Eating Golden Steamer's Bao and Traveling in Chinatown / by Emilia Morano-Williams

Golden Steamer
Golden Steamer. Image by Robyn Lee via Flickr

Last week, I was restless. A narcoleptic at work and wired at night. So I went to Chinatown in hopes that crowds jostling amidst Cantonese signs could revive me after hours of wading through Instagram for another photo of orange soup. I left my desk and went. I went past noodle stands and past people expertly rummaging through bins of dried mushrooms. I went past basement level massage parlors and kids racing home.

I went to Golden Steamer.

Golden Steamer is easy. Sure, the city gave it a C sanitation rating, but The Village Voice, Serious Eats and New York Magazine gave the tiny takeaway operation a thumbs up. These reviews are taped in the window to lure tourists and pseudo-travelers (like me). Golden Steamer is on the corner of Mott and Grand across the street from Di Paolo’s and Ferrara’s. Cases filled with packs of buns in plastic containers line the walls and neon lights illuminate the room with a spaceship-like glow.

But this spaceship has a secret: the fluffiest steamed buns with the richest fillings in dainty proportions. While you could bring friends and try all twelve in one go, Golden Steamer deserves to be explored bun by bun. Make it a weekly trip for a new flavor (a new experience). Let your stomach choose between the nostalgic pumpkin bun or the sticky barbecue pork. This slow-approach emphasizes the flavors and makes Golden Steamer your pseudo-travel Launchpad.

That day I wanted chicken and ginger bun. They were out. They had pork. That would do.

Outside, the bright Chinatown evening enveloped me like the wax bag wrapped around my bao. Each pastry from Golden Steamer just about falls out of your hand without feeling unwieldly. It begs you to take that first bite. That warm, pillow-y bite which tastes like cake without the buttery heft. Naturally, you do this outside the store while passerbys slam you with shopping carts and backpacks.

When you reach the filling, you begin to walk. Golden Steamer could not franchise in America. The fillings are just one to two bites—enough to remind you that dinner will taste better so save room. Fluff your stomach with bao instead.

I walked past people drinking bubble tea and grocery shopping and chatting on the streets, which shouldn’t seem transgressive but resembles resistance in the smart phone age. The fluffy bread enveloped me and gave me an excuse to suspend my daily life. It’s okay, you have a comfort blanket. It’s okay, dinner will come.
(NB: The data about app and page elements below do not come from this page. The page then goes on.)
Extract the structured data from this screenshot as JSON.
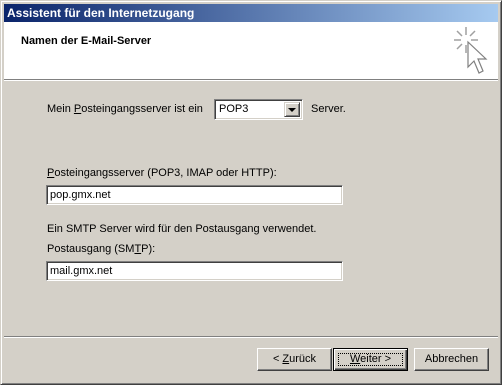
{
  "window": {
    "title": "Assistent für den Internetzugang",
    "header_title": "Namen der E-Mail-Server"
  },
  "server_type": {
    "prefix_pre": "Mein ",
    "prefix_mnemonic": "P",
    "prefix_post": "osteingangsserver ist ein",
    "selected": "POP3",
    "suffix": "Server."
  },
  "incoming": {
    "label_mnemonic": "P",
    "label_rest": "osteingangsserver (POP3, IMAP oder HTTP):",
    "value": "pop.gmx.net"
  },
  "smtp_note": "Ein SMTP Server wird für den Postausgang verwendet.",
  "outgoing": {
    "label_pre": "Postausgang (SM",
    "label_mnemonic": "T",
    "label_post": "P):",
    "value": "mail.gmx.net"
  },
  "buttons": {
    "back_pre": "< ",
    "back_mnemonic": "Z",
    "back_post": "urück",
    "next_mnemonic": "W",
    "next_post": "eiter >",
    "cancel": "Abbrechen"
  },
  "colors": {
    "dialog_face": "#d4d0c8",
    "title_start": "#0a246a",
    "title_end": "#a6caf0"
  },
  "icons": {
    "wizard": "wizard-sparkle-cursor-icon",
    "dropdown": "chevron-down-icon"
  }
}
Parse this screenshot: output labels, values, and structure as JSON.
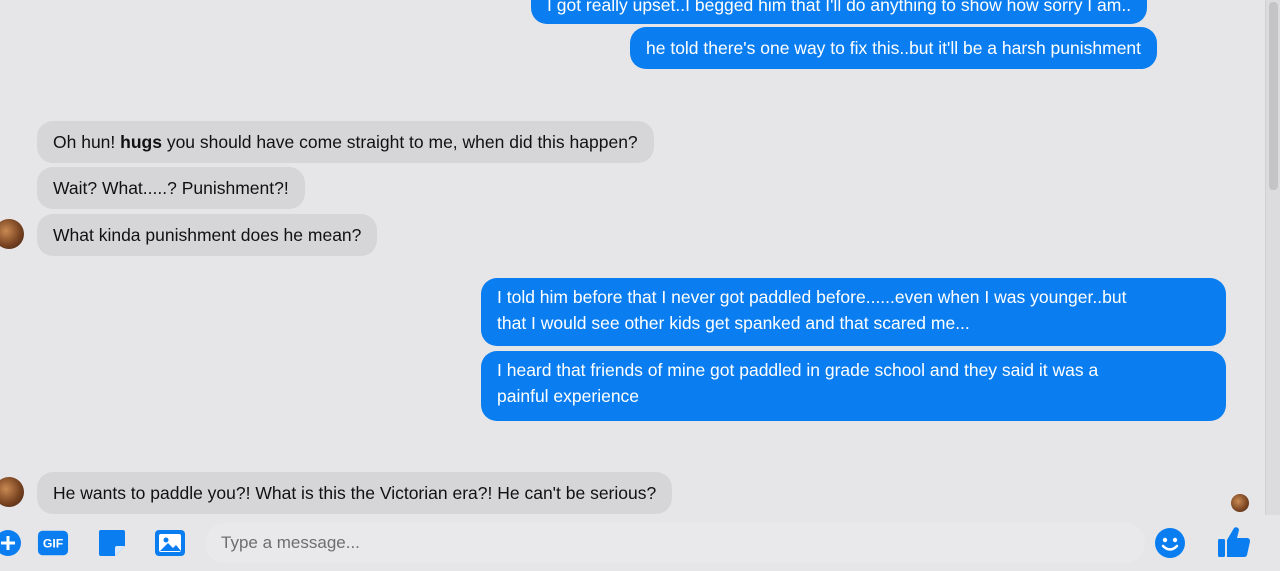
{
  "messages": [
    {
      "text": "I got really upset..I begged him that I'll do anything to show how sorry I am.."
    },
    {
      "text": "he told there's one way to fix this..but it'll be a harsh punishment"
    },
    {
      "parts": [
        "Oh hun! ",
        "hugs",
        " you should have come straight to me, when did this happen?"
      ]
    },
    {
      "text": "Wait? What.....? Punishment?!"
    },
    {
      "text": "What kinda punishment does he mean?"
    },
    {
      "lines": [
        "I told him before that I never got paddled before......even when I was younger..but",
        "that I would see other kids get spanked and that scared me..."
      ]
    },
    {
      "lines": [
        "I heard that friends of mine got paddled in grade school and they said it was a",
        "painful experience"
      ]
    },
    {
      "text": "He wants to paddle you?! What is this the Victorian era?! He can't be serious?"
    }
  ],
  "composer": {
    "placeholder": "Type a message...",
    "gif_label": "GIF"
  },
  "colors": {
    "outgoing_bubble": "#0a7ef0",
    "incoming_bubble": "#d6d6d8",
    "accent": "#0a7ef0"
  },
  "icons": [
    "add-icon",
    "gif-icon",
    "sticker-icon",
    "image-icon",
    "emoji-icon",
    "thumbs-up-icon"
  ]
}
It’s okay, you can escape and you can return.

Travel doesn’t need plane tickets just as snacks don’t need to inoculate your taste buds. An hour or two of wandering and experiencing the not-my-routine reminds you that, yes, the world does hold wonder. And it’s right beneath your feet.